**THE PROBLEM**
Each entry below is to be reproduced exactly, though any pictures it holds must be omitted.

**DATA RECORDS**
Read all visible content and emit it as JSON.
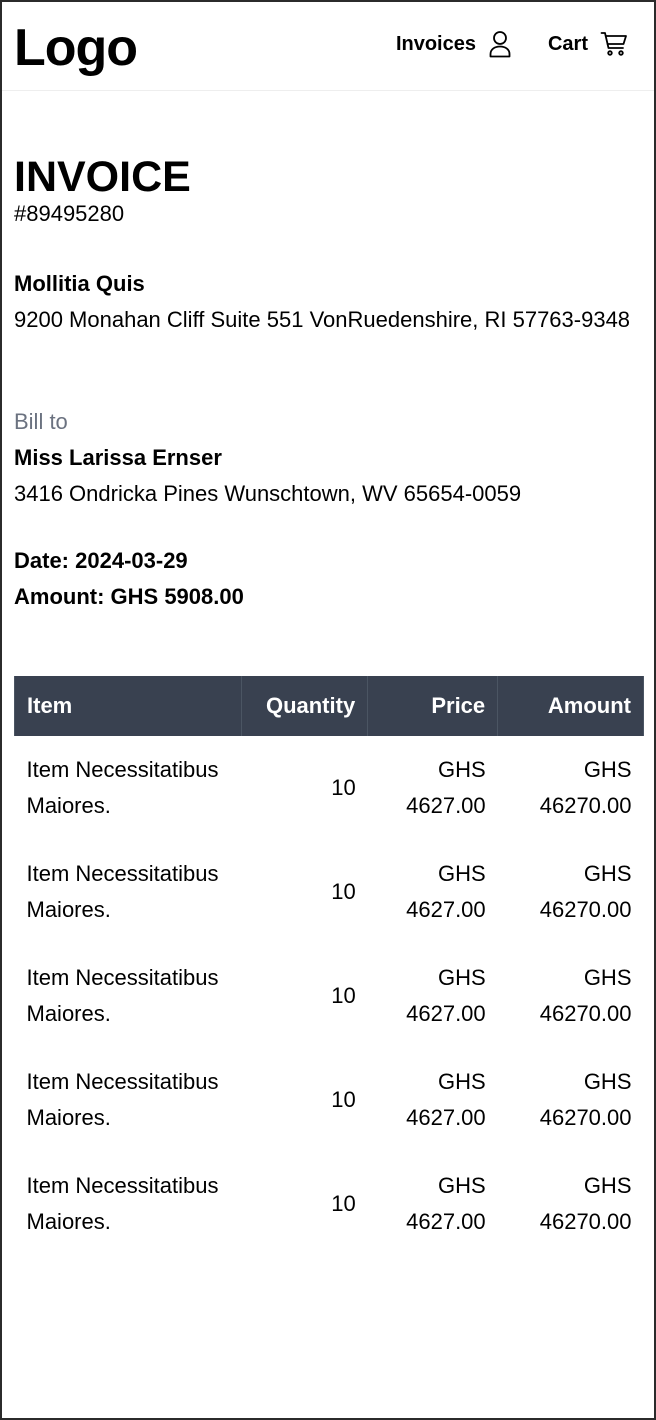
{
  "header": {
    "logo": "Logo",
    "nav": [
      {
        "label": "Invoices",
        "icon": "user-icon"
      },
      {
        "label": "Cart",
        "icon": "cart-icon"
      }
    ]
  },
  "invoice": {
    "title": "INVOICE",
    "number": "#89495280",
    "seller": {
      "name": "Mollitia Quis",
      "address": "9200 Monahan Cliff Suite 551 VonRuedenshire, RI 57763-9348"
    },
    "bill_to": {
      "label": "Bill to",
      "name": "Miss Larissa Ernser",
      "address": "3416 Ondricka Pines Wunschtown, WV 65654-0059"
    },
    "date_line": "Date: 2024-03-29",
    "amount_line": "Amount: GHS 5908.00"
  },
  "table": {
    "headers": [
      "Item",
      "Quantity",
      "Price",
      "Amount"
    ],
    "rows": [
      {
        "item": "Item Necessitatibus Maiores.",
        "quantity": "10",
        "price": "GHS 4627.00",
        "amount": "GHS 46270.00"
      },
      {
        "item": "Item Necessitatibus Maiores.",
        "quantity": "10",
        "price": "GHS 4627.00",
        "amount": "GHS 46270.00"
      },
      {
        "item": "Item Necessitatibus Maiores.",
        "quantity": "10",
        "price": "GHS 4627.00",
        "amount": "GHS 46270.00"
      },
      {
        "item": "Item Necessitatibus Maiores.",
        "quantity": "10",
        "price": "GHS 4627.00",
        "amount": "GHS 46270.00"
      },
      {
        "item": "Item Necessitatibus Maiores.",
        "quantity": "10",
        "price": "GHS 4627.00",
        "amount": "GHS 46270.00"
      }
    ]
  },
  "colors": {
    "table_header_bg": "#394150",
    "muted_text": "#6b7280"
  }
}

**WRITTEN REPLY**
Read all visible content and emit it as JSON.
{
  "header": {
    "logo": "Logo",
    "nav": [
      {
        "label": "Invoices",
        "icon": "user-icon"
      },
      {
        "label": "Cart",
        "icon": "cart-icon"
      }
    ]
  },
  "invoice": {
    "title": "INVOICE",
    "number": "#89495280",
    "seller": {
      "name": "Mollitia Quis",
      "address": "9200 Monahan Cliff Suite 551 VonRuedenshire, RI 57763-9348"
    },
    "bill_to": {
      "label": "Bill to",
      "name": "Miss Larissa Ernser",
      "address": "3416 Ondricka Pines Wunschtown, WV 65654-0059"
    },
    "date_line": "Date: 2024-03-29",
    "amount_line": "Amount: GHS 5908.00"
  },
  "table": {
    "headers": [
      "Item",
      "Quantity",
      "Price",
      "Amount"
    ],
    "rows": [
      {
        "item": "Item Necessitatibus Maiores.",
        "quantity": "10",
        "price": "GHS 4627.00",
        "amount": "GHS 46270.00"
      },
      {
        "item": "Item Necessitatibus Maiores.",
        "quantity": "10",
        "price": "GHS 4627.00",
        "amount": "GHS 46270.00"
      },
      {
        "item": "Item Necessitatibus Maiores.",
        "quantity": "10",
        "price": "GHS 4627.00",
        "amount": "GHS 46270.00"
      },
      {
        "item": "Item Necessitatibus Maiores.",
        "quantity": "10",
        "price": "GHS 4627.00",
        "amount": "GHS 46270.00"
      },
      {
        "item": "Item Necessitatibus Maiores.",
        "quantity": "10",
        "price": "GHS 4627.00",
        "amount": "GHS 46270.00"
      }
    ]
  },
  "colors": {
    "table_header_bg": "#394150",
    "muted_text": "#6b7280"
  }
}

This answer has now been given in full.